What is needed is every line of the data that includes the word "this". Please copy each one.

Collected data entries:
▼▼▼
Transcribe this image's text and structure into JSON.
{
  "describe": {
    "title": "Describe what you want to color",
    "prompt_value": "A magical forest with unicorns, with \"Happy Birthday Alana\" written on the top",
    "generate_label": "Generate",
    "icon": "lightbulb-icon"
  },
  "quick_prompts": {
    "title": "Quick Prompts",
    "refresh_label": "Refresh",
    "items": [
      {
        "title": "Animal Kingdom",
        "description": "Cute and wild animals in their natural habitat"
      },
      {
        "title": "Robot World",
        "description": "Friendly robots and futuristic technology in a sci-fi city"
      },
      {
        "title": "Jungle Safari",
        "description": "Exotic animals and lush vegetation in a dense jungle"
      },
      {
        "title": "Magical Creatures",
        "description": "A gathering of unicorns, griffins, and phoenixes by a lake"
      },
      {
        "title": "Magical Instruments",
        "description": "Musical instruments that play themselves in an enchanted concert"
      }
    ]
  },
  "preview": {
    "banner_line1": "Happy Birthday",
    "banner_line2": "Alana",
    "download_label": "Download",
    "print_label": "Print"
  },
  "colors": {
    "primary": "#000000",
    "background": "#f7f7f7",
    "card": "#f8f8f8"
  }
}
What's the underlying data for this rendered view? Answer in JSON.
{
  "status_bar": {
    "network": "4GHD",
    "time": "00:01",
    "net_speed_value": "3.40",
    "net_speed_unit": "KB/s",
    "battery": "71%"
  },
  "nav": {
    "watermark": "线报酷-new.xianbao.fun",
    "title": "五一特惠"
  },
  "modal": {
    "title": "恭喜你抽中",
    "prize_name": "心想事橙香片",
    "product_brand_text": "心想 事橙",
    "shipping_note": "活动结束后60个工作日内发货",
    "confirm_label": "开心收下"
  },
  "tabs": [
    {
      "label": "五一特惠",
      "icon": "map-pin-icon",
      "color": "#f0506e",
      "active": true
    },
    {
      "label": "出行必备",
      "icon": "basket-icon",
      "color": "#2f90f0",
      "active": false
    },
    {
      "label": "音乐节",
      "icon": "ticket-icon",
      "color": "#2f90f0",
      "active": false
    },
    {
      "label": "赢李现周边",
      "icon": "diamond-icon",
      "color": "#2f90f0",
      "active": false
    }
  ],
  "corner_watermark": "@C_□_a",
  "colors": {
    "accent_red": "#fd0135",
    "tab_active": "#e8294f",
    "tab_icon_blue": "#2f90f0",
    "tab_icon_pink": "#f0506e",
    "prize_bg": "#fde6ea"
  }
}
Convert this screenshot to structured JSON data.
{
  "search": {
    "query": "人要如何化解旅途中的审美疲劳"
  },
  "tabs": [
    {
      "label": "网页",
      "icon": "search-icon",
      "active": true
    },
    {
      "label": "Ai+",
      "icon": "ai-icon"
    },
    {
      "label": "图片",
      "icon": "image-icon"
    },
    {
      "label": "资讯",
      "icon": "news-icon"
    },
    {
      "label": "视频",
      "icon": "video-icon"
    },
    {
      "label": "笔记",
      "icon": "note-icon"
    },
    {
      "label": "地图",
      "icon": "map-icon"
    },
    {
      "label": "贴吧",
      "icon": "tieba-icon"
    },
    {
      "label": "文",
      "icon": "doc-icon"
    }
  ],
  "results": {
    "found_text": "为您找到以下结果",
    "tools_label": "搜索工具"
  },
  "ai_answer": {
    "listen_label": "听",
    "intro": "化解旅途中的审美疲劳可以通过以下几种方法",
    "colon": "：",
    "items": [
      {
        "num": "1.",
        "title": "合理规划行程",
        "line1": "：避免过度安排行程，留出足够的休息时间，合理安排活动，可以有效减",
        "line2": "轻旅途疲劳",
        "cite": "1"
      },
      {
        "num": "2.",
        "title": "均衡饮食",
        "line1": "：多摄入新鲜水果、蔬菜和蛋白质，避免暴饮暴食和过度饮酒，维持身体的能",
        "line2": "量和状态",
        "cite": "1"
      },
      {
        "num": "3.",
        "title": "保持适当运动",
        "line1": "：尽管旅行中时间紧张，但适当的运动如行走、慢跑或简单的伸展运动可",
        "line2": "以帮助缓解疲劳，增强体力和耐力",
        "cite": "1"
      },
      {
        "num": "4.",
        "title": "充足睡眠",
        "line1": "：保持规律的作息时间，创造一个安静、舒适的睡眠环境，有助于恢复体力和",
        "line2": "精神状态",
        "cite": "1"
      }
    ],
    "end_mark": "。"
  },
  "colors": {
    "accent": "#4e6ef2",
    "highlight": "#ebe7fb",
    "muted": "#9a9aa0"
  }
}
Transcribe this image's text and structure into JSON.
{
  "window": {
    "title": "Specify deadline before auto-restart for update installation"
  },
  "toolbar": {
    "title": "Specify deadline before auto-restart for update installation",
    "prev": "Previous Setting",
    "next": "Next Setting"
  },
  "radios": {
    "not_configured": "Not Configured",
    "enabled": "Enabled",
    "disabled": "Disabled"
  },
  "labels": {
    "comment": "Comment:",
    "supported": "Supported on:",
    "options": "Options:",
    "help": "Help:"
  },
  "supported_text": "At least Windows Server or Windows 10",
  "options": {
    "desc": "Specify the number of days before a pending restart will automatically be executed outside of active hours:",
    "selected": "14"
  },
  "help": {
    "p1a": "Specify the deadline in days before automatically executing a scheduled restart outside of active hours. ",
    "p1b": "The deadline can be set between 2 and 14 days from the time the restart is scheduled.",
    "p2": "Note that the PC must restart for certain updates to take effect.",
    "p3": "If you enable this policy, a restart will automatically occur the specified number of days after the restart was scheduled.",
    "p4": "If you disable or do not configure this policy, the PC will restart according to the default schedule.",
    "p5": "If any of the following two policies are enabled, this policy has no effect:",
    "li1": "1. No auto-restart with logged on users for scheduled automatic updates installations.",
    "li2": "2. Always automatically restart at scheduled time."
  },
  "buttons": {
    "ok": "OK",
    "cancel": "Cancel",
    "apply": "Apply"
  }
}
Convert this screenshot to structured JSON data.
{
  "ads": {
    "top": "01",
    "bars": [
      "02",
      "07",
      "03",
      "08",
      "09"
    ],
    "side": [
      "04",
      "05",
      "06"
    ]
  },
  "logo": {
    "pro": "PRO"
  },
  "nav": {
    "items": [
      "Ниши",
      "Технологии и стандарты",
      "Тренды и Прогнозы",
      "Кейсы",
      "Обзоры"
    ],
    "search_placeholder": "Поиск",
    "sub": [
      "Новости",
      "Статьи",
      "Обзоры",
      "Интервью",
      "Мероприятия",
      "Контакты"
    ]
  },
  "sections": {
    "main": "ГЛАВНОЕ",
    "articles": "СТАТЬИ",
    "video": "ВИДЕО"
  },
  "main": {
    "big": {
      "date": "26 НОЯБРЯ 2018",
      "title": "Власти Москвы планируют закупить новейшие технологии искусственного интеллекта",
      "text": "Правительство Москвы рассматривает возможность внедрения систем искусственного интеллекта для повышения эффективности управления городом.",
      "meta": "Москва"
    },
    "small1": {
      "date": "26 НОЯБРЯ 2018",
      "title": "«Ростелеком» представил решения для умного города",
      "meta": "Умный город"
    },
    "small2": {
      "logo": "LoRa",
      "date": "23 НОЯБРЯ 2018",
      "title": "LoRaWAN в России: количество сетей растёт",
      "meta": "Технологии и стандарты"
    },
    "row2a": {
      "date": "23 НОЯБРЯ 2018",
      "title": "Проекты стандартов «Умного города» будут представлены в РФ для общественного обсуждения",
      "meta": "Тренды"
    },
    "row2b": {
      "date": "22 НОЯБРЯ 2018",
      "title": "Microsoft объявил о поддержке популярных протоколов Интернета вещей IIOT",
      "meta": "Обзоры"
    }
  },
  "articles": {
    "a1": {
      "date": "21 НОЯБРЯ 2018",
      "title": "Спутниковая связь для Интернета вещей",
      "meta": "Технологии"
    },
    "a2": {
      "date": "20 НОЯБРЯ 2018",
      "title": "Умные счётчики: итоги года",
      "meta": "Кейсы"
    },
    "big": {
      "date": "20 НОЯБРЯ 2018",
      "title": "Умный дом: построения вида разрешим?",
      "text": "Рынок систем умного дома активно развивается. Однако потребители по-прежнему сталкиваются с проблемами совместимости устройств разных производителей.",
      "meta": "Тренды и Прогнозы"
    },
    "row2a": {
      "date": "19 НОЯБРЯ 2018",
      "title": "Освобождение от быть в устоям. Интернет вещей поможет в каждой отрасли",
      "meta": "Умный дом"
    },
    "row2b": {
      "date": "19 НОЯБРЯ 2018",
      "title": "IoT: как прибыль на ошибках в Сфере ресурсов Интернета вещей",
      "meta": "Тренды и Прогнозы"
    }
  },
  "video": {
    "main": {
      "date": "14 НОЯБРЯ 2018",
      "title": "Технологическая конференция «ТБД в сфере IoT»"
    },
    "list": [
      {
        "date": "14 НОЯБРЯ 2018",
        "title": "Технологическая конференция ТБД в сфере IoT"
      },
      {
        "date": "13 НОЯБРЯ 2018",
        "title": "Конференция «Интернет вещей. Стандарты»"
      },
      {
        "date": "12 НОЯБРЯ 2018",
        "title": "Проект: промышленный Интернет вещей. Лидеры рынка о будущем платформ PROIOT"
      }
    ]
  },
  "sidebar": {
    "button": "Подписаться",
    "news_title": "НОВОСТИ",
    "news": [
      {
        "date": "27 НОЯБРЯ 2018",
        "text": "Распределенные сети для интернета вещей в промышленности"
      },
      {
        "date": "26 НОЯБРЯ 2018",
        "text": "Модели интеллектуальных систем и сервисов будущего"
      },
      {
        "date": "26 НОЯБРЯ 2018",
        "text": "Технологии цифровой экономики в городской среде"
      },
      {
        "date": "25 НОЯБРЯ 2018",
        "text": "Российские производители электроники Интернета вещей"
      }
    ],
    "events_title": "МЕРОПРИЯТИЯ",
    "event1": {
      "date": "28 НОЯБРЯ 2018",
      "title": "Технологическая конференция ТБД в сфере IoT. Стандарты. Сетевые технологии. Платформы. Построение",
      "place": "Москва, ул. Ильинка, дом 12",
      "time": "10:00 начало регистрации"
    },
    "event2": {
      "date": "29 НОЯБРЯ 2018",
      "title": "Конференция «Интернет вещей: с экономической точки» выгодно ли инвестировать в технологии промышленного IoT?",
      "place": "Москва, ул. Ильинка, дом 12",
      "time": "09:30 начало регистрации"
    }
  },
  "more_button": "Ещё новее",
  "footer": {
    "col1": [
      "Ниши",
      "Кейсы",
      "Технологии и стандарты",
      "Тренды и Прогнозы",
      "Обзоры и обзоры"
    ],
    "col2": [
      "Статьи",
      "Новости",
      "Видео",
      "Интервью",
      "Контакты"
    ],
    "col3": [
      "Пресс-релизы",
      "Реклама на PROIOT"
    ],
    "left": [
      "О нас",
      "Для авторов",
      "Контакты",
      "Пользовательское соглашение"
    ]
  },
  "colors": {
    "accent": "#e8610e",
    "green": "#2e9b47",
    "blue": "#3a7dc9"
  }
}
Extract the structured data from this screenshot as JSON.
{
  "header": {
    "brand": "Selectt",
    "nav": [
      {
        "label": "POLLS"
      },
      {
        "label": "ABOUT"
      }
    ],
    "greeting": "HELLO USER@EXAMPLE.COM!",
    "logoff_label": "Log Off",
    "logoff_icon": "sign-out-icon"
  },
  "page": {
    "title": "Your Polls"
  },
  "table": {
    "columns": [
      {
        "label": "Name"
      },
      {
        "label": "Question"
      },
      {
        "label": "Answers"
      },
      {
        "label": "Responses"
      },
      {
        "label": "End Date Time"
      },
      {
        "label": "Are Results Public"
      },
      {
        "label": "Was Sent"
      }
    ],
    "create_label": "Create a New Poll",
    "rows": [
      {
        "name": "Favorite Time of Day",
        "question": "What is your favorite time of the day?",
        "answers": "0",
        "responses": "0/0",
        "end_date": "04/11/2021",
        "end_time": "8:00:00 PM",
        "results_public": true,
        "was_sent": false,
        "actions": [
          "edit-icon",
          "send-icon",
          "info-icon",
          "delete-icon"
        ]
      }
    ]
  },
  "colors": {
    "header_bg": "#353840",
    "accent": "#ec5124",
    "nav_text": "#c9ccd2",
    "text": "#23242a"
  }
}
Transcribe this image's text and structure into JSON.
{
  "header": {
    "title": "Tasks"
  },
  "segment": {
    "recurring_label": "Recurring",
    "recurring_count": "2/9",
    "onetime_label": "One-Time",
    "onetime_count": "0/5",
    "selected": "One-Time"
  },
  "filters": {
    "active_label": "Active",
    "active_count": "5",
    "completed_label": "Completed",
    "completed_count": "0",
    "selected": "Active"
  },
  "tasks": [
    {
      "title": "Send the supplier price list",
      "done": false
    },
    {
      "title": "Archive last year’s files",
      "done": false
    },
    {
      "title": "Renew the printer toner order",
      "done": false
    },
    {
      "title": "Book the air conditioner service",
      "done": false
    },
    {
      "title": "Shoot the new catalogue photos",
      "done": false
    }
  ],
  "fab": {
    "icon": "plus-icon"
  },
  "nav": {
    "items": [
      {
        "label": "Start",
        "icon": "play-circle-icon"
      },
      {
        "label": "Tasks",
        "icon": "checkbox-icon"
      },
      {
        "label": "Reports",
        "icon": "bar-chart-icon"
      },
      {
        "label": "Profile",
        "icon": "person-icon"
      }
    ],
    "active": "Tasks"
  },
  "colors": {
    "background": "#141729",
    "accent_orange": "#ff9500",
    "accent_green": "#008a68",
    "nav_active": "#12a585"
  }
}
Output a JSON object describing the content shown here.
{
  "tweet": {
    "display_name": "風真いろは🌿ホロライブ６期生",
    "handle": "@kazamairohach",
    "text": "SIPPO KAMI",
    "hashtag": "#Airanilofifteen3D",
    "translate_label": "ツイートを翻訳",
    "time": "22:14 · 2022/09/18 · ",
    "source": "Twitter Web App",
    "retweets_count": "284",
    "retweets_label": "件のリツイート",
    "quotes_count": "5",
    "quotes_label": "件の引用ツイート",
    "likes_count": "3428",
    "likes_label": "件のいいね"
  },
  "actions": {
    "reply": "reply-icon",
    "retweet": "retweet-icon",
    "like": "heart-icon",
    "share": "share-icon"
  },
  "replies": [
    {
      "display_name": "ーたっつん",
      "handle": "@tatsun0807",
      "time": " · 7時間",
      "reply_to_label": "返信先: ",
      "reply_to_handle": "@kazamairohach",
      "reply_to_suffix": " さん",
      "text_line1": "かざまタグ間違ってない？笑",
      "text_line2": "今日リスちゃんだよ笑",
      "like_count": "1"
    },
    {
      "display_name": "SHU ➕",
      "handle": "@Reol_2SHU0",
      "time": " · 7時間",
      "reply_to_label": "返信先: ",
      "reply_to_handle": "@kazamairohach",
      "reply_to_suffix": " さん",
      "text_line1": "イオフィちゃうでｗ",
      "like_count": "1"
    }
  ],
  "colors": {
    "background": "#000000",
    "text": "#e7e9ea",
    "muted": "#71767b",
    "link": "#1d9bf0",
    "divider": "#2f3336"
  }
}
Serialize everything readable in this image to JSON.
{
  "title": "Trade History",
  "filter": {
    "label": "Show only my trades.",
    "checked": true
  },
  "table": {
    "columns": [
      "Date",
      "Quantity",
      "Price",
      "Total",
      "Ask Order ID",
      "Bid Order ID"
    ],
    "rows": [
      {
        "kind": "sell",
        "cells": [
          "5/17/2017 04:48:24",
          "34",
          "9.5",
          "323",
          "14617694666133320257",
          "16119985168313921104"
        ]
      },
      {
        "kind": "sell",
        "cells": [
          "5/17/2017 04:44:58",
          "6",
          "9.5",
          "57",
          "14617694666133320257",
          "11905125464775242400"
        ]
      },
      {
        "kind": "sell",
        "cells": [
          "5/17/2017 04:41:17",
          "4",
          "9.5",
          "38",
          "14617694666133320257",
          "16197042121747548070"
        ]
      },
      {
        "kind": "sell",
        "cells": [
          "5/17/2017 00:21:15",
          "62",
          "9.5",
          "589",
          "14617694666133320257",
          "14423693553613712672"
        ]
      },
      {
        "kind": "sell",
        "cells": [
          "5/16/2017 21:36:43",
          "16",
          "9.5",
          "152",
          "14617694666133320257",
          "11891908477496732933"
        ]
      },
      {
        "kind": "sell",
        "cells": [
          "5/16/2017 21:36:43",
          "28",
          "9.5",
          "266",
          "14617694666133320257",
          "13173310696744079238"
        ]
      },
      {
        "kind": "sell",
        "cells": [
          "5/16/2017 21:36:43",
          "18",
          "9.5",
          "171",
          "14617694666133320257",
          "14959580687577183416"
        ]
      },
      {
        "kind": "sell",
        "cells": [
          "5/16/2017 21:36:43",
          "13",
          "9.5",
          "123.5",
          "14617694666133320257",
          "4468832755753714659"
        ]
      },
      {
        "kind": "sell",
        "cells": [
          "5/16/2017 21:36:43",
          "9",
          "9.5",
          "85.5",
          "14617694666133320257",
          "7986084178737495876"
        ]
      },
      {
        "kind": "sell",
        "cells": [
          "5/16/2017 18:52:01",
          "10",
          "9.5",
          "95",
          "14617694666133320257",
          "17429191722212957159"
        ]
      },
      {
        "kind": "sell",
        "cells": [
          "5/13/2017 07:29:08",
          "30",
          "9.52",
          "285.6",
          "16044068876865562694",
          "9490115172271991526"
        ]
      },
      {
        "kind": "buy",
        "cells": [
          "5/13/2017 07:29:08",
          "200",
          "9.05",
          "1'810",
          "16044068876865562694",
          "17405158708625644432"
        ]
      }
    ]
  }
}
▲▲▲
— EXERCISE OUTPUT —
Transcribe this image's text and structure into JSON.
What's the underlying data for this rendered view? Answer in JSON.
Convert this screenshot to structured JSON data.
Transcribe this image's text and structure into JSON.
    "p3": "If you enable this policy, a restart will automatically occur the specified number of days after the restart was scheduled.",
    "p4": "If you disable or do not configure this policy, the PC will restart according to the default schedule.",
    "p5": "If any of the following two policies are enabled, this policy has no effect:",
Convert this screenshot to structured JSON data.
Extract the structured data from this screenshot as JSON.
Transcribe this image's text and structure into JSON.
Serialize everything readable in this image to JSON.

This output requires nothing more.